◆ Problem to work on
Please give all of the data again, character for character, and drop the pictures.

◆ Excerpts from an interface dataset

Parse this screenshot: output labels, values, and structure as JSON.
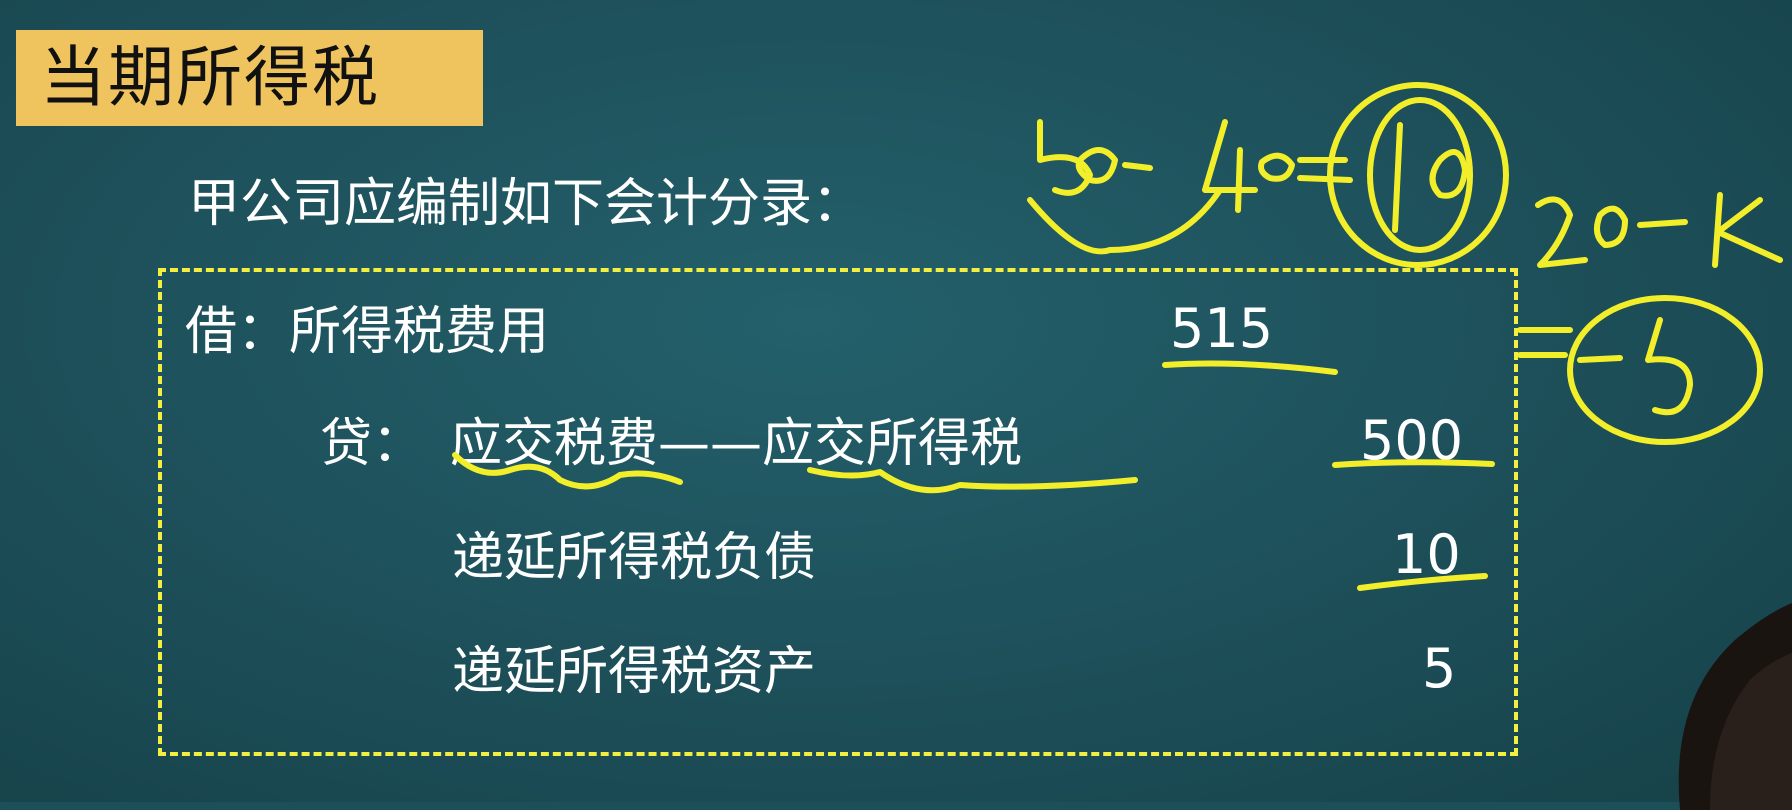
{
  "title": "当期所得税",
  "intro": "甲公司应编制如下会计分录：",
  "debit": {
    "label": "借：所得税费用",
    "amount": "515"
  },
  "credit": {
    "prefix": "贷：",
    "lines": [
      {
        "label": "应交税费——应交所得税",
        "amount": "500"
      },
      {
        "label": "递延所得税负债",
        "amount": "10"
      },
      {
        "label": "递延所得税资产",
        "amount": "5"
      }
    ]
  },
  "colors": {
    "background": "#1d4f59",
    "title_bar": "#efc45e",
    "dashed_border": "#f2ee42",
    "ink": "#f2ef2a",
    "text": "#ffffff"
  }
}
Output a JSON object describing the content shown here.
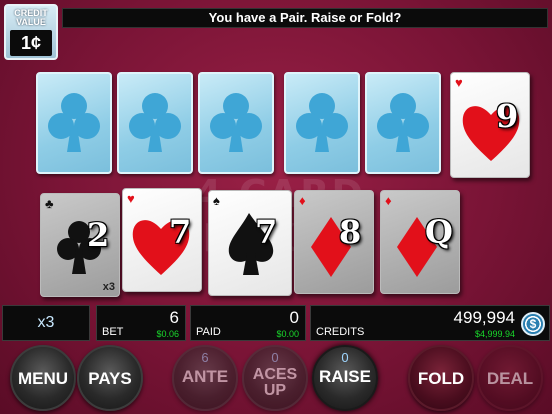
{
  "header": {
    "message": "You have a Pair. Raise or Fold?"
  },
  "credit_value": {
    "label": "CREDIT VALUE",
    "value": "1¢"
  },
  "watermark": "4 CARD POKER",
  "dealer_cards": [
    {
      "face": "back"
    },
    {
      "face": "back"
    },
    {
      "face": "back"
    },
    {
      "face": "back"
    },
    {
      "face": "back"
    },
    {
      "face": "up",
      "rank": "9",
      "suit": "hearts"
    }
  ],
  "player_cards": [
    {
      "rank": "2",
      "suit": "clubs",
      "tag": "x3"
    },
    {
      "rank": "7",
      "suit": "hearts"
    },
    {
      "rank": "7",
      "suit": "spades"
    },
    {
      "rank": "8",
      "suit": "diamonds"
    },
    {
      "rank": "Q",
      "suit": "diamonds"
    }
  ],
  "multiplier": "x3",
  "bet": {
    "label": "BET",
    "value": "6",
    "money": "$0.06"
  },
  "paid": {
    "label": "PAID",
    "value": "0",
    "money": "$0.00"
  },
  "credits": {
    "label": "CREDITS",
    "value": "499,994",
    "money": "$4,999.94"
  },
  "chip_icon": "$",
  "buttons": {
    "menu": "MENU",
    "pays": "PAYS",
    "ante": {
      "count": "6",
      "label": "ANTE"
    },
    "aces_up": {
      "count": "0",
      "label": "ACES UP"
    },
    "raise": {
      "count": "0",
      "label": "RAISE"
    },
    "fold": "FOLD",
    "deal": "DEAL"
  },
  "colors": {
    "felt": "#7a1436",
    "hearts": "#e2101a",
    "diamonds": "#e2101a",
    "clubs": "#111111",
    "spades": "#111111",
    "back": "#9fd8ee",
    "money": "#19d92b"
  }
}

◆ Written response
Parse this screenshot: output labels, values, and structure as JSON.
{
  "title": "当期所得税",
  "intro": "甲公司应编制如下会计分录：",
  "debit": {
    "label": "借：所得税费用",
    "amount": "515"
  },
  "credit": {
    "prefix": "贷：",
    "lines": [
      {
        "label": "应交税费——应交所得税",
        "amount": "500"
      },
      {
        "label": "递延所得税负债",
        "amount": "10"
      },
      {
        "label": "递延所得税资产",
        "amount": "5"
      }
    ]
  },
  "colors": {
    "background": "#1d4f59",
    "title_bar": "#efc45e",
    "dashed_border": "#f2ee42",
    "ink": "#f2ef2a",
    "text": "#ffffff"
  }
}
Output a JSON object describing the content shown here.
{
  "header": {
    "message": "You have a Pair. Raise or Fold?"
  },
  "credit_value": {
    "label": "CREDIT VALUE",
    "value": "1¢"
  },
  "watermark": "4 CARD POKER",
  "dealer_cards": [
    {
      "face": "back"
    },
    {
      "face": "back"
    },
    {
      "face": "back"
    },
    {
      "face": "back"
    },
    {
      "face": "back"
    },
    {
      "face": "up",
      "rank": "9",
      "suit": "hearts"
    }
  ],
  "player_cards": [
    {
      "rank": "2",
      "suit": "clubs",
      "tag": "x3"
    },
    {
      "rank": "7",
      "suit": "hearts"
    },
    {
      "rank": "7",
      "suit": "spades"
    },
    {
      "rank": "8",
      "suit": "diamonds"
    },
    {
      "rank": "Q",
      "suit": "diamonds"
    }
  ],
  "multiplier": "x3",
  "bet": {
    "label": "BET",
    "value": "6",
    "money": "$0.06"
  },
  "paid": {
    "label": "PAID",
    "value": "0",
    "money": "$0.00"
  },
  "credits": {
    "label": "CREDITS",
    "value": "499,994",
    "money": "$4,999.94"
  },
  "chip_icon": "$",
  "buttons": {
    "menu": "MENU",
    "pays": "PAYS",
    "ante": {
      "count": "6",
      "label": "ANTE"
    },
    "aces_up": {
      "count": "0",
      "label": "ACES UP"
    },
    "raise": {
      "count": "0",
      "label": "RAISE"
    },
    "fold": "FOLD",
    "deal": "DEAL"
  },
  "colors": {
    "felt": "#7a1436",
    "hearts": "#e2101a",
    "diamonds": "#e2101a",
    "clubs": "#111111",
    "spades": "#111111",
    "back": "#9fd8ee",
    "money": "#19d92b"
  }
}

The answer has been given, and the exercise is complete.